ASSIGNMENT>
Word-for-word reproduction, images excluded: copy every entry below.

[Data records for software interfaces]
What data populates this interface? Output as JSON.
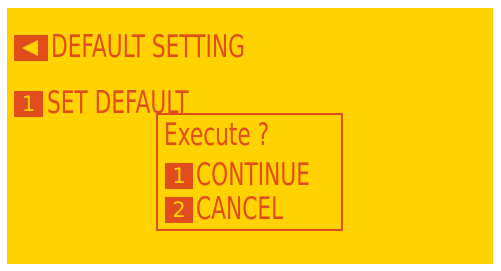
{
  "header": {
    "back_icon": "back-arrow-icon",
    "title": "DEFAULT SETTING"
  },
  "menu": {
    "items": [
      {
        "number": "1",
        "label": "SET DEFAULT"
      }
    ]
  },
  "dialog": {
    "title": "Execute ?",
    "options": [
      {
        "number": "1",
        "label": "CONTINUE"
      },
      {
        "number": "2",
        "label": "CANCEL"
      }
    ]
  },
  "colors": {
    "background": "#ffd200",
    "foreground": "#e14d1c",
    "page": "#ffffff"
  }
}
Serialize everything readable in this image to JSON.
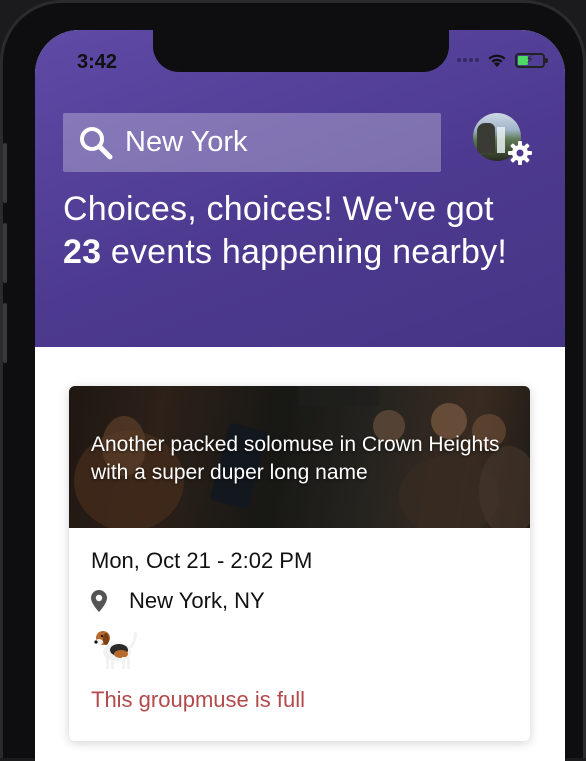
{
  "status_bar": {
    "time": "3:42"
  },
  "search": {
    "value": "New York",
    "icon": "search-icon"
  },
  "profile": {
    "avatar_icon": "avatar",
    "settings_icon": "gear-icon"
  },
  "headline": {
    "line_prefix": "Choices, choices! We've got",
    "count": "23",
    "line_suffix": " events happening nearby!"
  },
  "events": [
    {
      "title": "Another packed solomuse in Crown Heights with a super duper long name",
      "date": "Mon, Oct 21 - 2:02 PM",
      "location": "New York, NY",
      "host_icon": "beagle-icon",
      "status": "This groupmuse is full"
    }
  ],
  "colors": {
    "header_purple": "#4d3a90",
    "status_red": "#b3494b"
  }
}
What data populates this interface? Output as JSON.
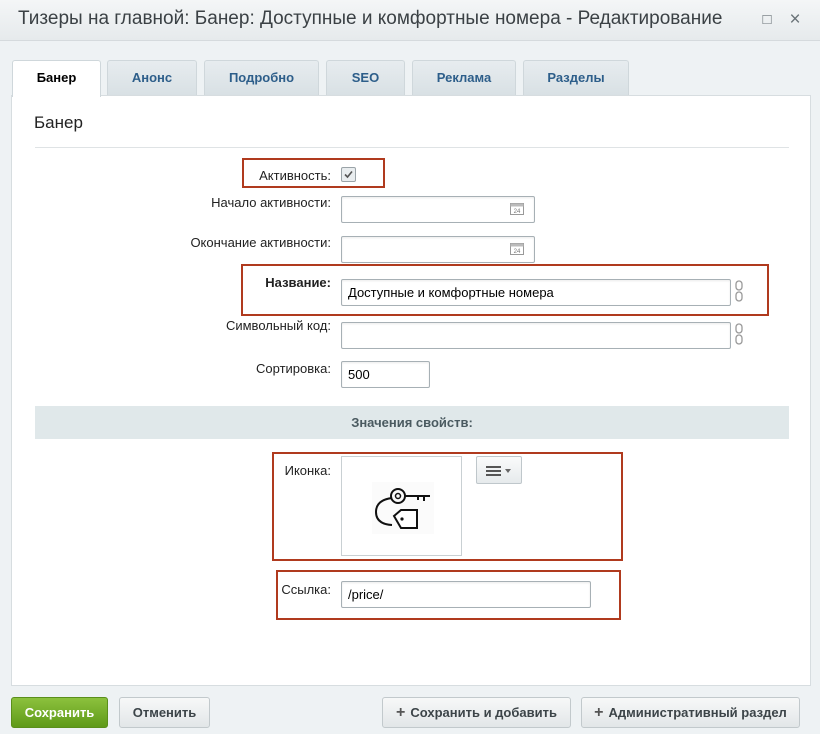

COMPLETED EXERCISE>
What data populates this interface? Output as JSON.
{
  "header": {
    "back_icon": "back-arrow-icon",
    "title": "DEFAULT SETTING"
  },
  "menu": {
    "items": [
      {
        "number": "1",
        "label": "SET DEFAULT"
      }
    ]
  },
  "dialog": {
    "title": "Execute ?",
    "options": [
      {
        "number": "1",
        "label": "CONTINUE"
      },
      {
        "number": "2",
        "label": "CANCEL"
      }
    ]
  },
  "colors": {
    "background": "#ffd200",
    "foreground": "#e14d1c",
    "page": "#ffffff"
  }
}
Serialize everything readable in this image to JSON.
{
  "status_bar": {
    "time": "3:42"
  },
  "search": {
    "value": "New York",
    "icon": "search-icon"
  },
  "profile": {
    "avatar_icon": "avatar",
    "settings_icon": "gear-icon"
  },
  "headline": {
    "line_prefix": "Choices, choices! We've got",
    "count": "23",
    "line_suffix": " events happening nearby!"
  },
  "events": [
    {
      "title": "Another packed solomuse in Crown Heights with a super duper long name",
      "date": "Mon, Oct 21 - 2:02 PM",
      "location": "New York, NY",
      "host_icon": "beagle-icon",
      "status": "This groupmuse is full"
    }
  ],
  "colors": {
    "header_purple": "#4d3a90",
    "status_red": "#b3494b"
  }
}
What data populates this interface? Output as JSON.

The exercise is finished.